These over-simplified categories made their first appearance in conjunction with the nation’s first color T.V. channel, NBC, during the election of 1976. The network used this simple visual in order to show which states were going for Republican incumbent Gerald Ford and which were voting for Democratic challenger Jimmy Carter. Somewhat confusingly to modern voters the original color labels of the parties painted Republicans as blue and Democrats as red. The idea behind this unusual color choice was that the Republican Party was the party of the Union, whose soldiers wore blue, during the civil war.
As more T.V. networks switched to color they also adopted the red-state, blue-state categories. However, in a valiant attempt to make election night as confusing as possible none of the networks agreed on what color should represent Democrats and which should represent Republicans, although they all used red and blue.
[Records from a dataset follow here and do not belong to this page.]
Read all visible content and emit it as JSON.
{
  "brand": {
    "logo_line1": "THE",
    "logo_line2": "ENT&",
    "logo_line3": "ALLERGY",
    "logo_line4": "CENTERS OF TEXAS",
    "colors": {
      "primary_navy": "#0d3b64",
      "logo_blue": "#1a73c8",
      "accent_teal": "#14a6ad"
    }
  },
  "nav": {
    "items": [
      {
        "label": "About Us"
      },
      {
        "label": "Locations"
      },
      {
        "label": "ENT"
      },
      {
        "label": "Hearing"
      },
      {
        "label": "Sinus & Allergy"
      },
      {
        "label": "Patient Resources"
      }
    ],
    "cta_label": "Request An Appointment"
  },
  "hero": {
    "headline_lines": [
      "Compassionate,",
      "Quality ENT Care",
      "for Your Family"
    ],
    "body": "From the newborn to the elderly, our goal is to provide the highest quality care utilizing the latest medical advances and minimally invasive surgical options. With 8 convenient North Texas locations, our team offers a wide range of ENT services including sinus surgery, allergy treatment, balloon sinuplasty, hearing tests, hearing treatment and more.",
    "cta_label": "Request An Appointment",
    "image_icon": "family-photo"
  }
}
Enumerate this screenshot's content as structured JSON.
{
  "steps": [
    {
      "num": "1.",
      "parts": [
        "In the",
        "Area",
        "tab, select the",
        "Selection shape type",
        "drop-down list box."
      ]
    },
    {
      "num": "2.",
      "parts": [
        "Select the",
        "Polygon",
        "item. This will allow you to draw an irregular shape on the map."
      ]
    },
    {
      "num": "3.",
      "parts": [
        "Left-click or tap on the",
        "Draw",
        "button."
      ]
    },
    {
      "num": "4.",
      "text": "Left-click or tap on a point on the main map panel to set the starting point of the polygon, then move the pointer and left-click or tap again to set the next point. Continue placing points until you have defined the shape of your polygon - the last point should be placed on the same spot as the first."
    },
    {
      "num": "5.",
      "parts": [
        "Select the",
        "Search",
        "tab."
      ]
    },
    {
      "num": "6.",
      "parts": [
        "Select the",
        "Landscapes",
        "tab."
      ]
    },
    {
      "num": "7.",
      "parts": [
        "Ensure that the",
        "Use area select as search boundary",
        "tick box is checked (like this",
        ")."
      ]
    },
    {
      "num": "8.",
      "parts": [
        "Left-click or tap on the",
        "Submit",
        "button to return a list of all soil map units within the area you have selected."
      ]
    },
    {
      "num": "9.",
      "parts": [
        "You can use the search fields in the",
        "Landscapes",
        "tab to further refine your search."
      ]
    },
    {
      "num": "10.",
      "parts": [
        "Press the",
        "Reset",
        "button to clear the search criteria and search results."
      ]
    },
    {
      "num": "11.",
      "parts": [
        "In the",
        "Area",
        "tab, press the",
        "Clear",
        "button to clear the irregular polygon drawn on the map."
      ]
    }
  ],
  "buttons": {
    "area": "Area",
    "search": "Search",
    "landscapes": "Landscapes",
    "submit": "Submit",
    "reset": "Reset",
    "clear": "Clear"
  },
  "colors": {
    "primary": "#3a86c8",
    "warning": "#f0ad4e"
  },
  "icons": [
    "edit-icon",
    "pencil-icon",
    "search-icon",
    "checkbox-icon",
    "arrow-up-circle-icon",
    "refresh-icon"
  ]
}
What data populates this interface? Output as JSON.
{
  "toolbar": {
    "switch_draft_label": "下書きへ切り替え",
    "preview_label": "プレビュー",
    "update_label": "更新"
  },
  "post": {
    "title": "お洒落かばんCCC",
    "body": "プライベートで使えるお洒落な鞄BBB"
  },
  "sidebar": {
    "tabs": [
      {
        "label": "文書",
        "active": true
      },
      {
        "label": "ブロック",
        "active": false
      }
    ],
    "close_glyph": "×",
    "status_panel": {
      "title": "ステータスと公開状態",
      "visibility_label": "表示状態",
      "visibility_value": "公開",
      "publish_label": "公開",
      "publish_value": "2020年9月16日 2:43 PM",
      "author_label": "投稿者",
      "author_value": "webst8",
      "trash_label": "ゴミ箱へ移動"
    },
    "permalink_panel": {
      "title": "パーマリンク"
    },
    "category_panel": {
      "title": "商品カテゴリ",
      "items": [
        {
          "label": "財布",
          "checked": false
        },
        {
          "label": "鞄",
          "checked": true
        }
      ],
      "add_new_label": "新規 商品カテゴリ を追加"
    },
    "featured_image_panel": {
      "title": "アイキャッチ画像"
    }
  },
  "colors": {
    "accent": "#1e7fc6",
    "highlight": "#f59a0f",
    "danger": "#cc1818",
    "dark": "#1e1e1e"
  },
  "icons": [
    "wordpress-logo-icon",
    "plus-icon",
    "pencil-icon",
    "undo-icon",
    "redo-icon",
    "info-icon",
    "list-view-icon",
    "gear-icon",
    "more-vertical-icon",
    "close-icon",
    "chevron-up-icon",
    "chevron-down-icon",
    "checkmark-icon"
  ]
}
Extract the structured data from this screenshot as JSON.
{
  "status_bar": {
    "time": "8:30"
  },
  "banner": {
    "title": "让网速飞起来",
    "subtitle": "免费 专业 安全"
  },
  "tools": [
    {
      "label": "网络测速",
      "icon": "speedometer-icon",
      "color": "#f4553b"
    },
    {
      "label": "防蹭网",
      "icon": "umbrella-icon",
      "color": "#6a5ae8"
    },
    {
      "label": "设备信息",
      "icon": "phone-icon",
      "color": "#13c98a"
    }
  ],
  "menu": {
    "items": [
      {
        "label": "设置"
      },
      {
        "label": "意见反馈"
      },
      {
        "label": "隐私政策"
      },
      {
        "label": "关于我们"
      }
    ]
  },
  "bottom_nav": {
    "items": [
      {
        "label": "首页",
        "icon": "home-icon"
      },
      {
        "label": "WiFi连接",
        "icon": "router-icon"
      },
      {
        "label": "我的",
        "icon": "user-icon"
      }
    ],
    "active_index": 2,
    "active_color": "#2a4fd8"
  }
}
This confusing set-up continued until what started, as a simple visual graphic took on a life of its own. Red and blue began to become shorthand for partisanship. Red and red states became a symbol for those areas of the country that were staunchly Republican while blue and blue states mirrored these political leanings for the Democrats. As these colors became symbols representing much more complicated issues the television networks organically got their acts together and all began to use red to represent Republicans and blue Democrats.